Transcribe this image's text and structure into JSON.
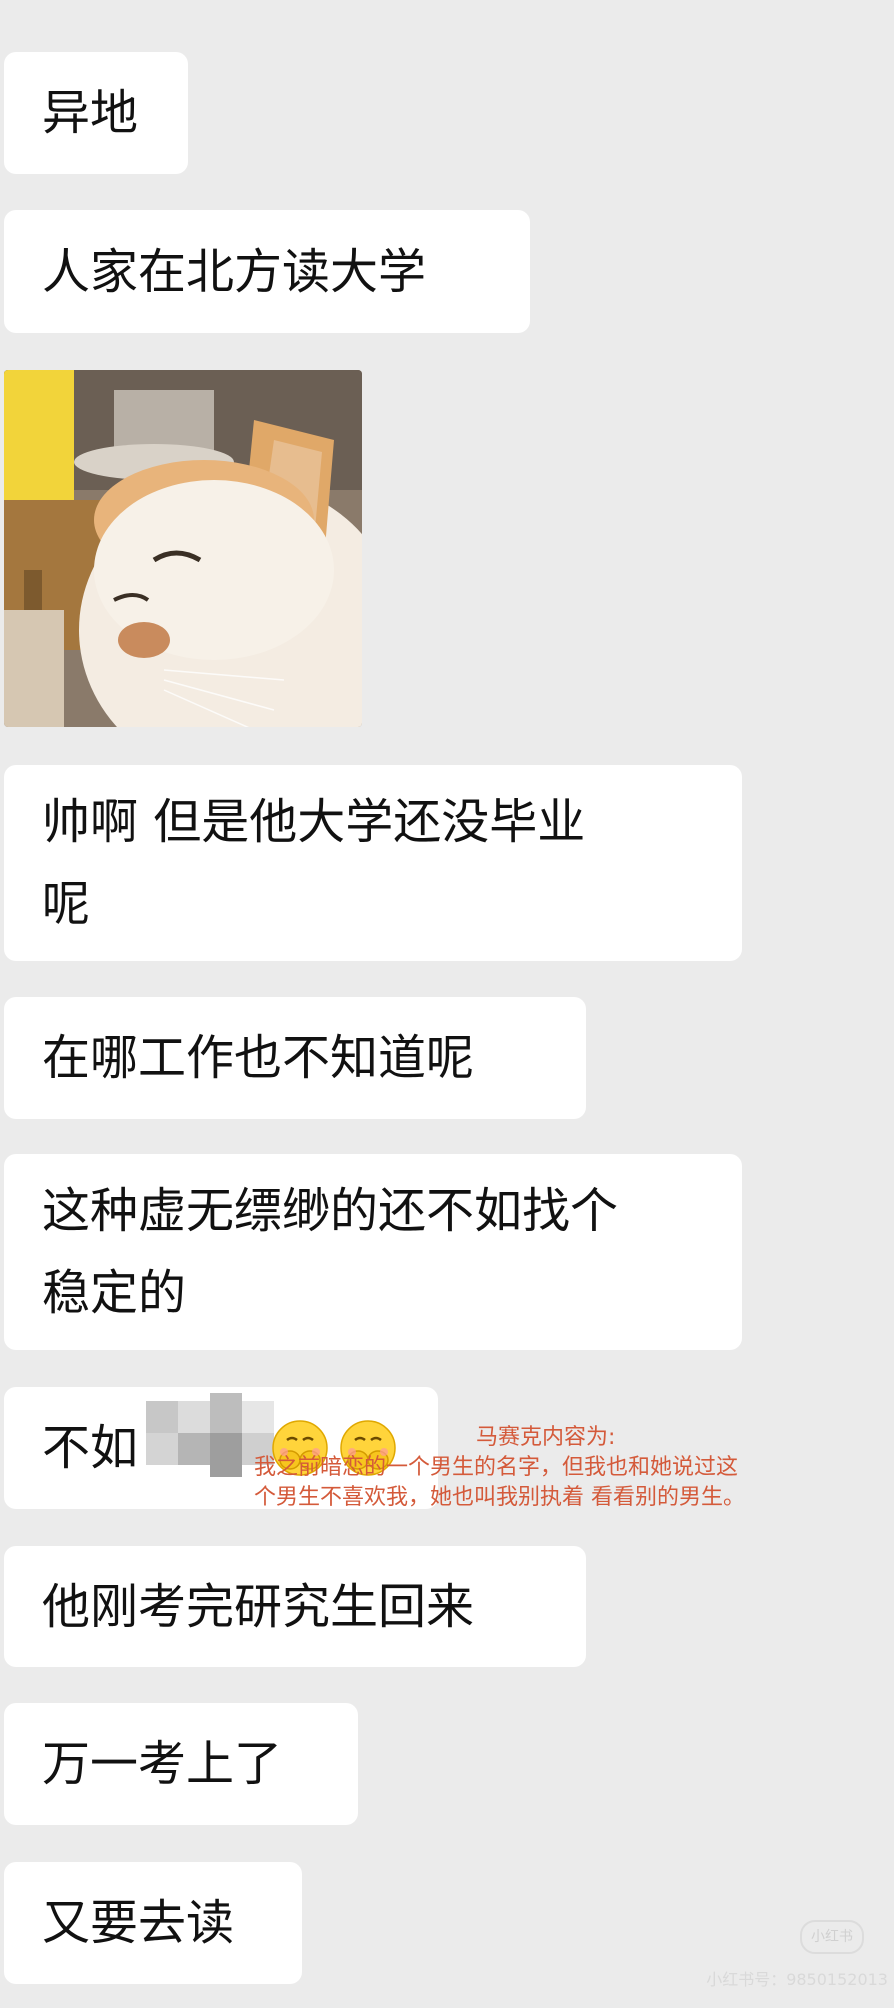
{
  "messages": {
    "m1": "异地",
    "m2": "人家在北方读大学",
    "m3": "帅啊 但是他大学还没毕业\n呢",
    "m4": "在哪工作也不知道呢",
    "m5": "这种虚无缥缈的还不如找个\n稳定的",
    "m6": "不如",
    "m7": "他刚考完研究生回来",
    "m8": "万一考上了",
    "m9": "又要去读"
  },
  "sticker": {
    "icon": "cat-meme-sticker"
  },
  "emojis": [
    "covering-face-emoji",
    "covering-face-emoji"
  ],
  "annotation": {
    "title": "马赛克内容为:",
    "line1": "我之前暗恋的一个男生的名字，但我也和她说过这",
    "line2": "个男生不喜欢我，她也叫我别执着 看看别的男生。"
  },
  "watermark": {
    "badge": "小红书",
    "text": "小红书号：9850152013"
  },
  "colors": {
    "background": "#ebebeb",
    "bubble": "#ffffff",
    "annotation": "#d45a3a"
  }
}
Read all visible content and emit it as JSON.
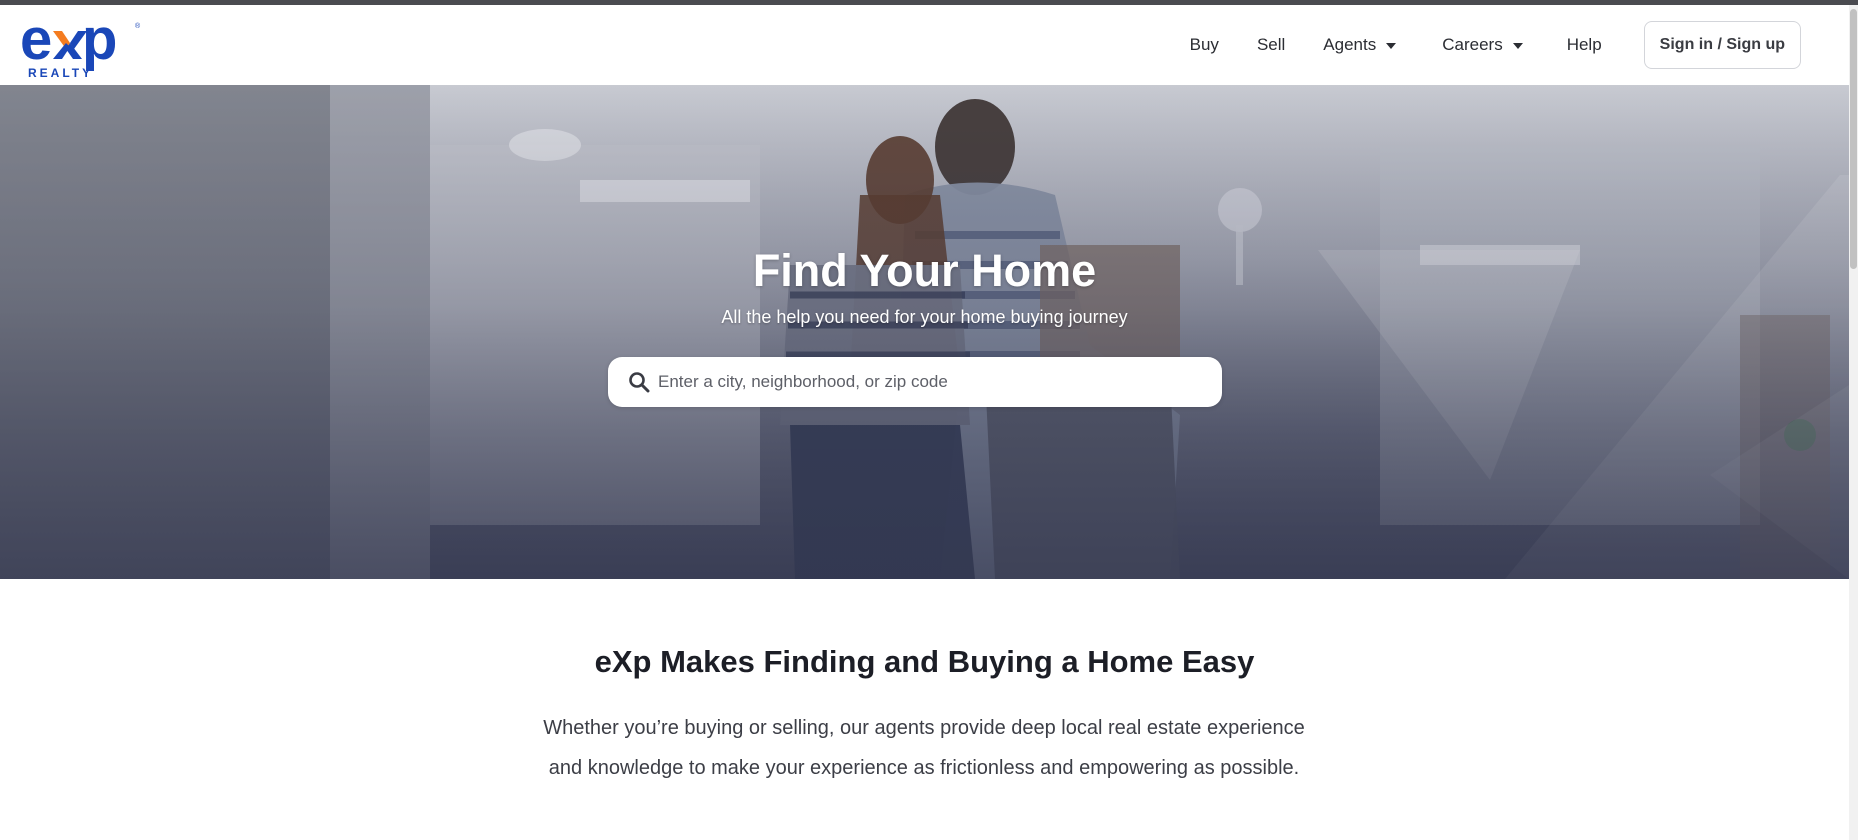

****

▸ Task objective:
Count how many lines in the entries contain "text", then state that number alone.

▸ Answer box:
2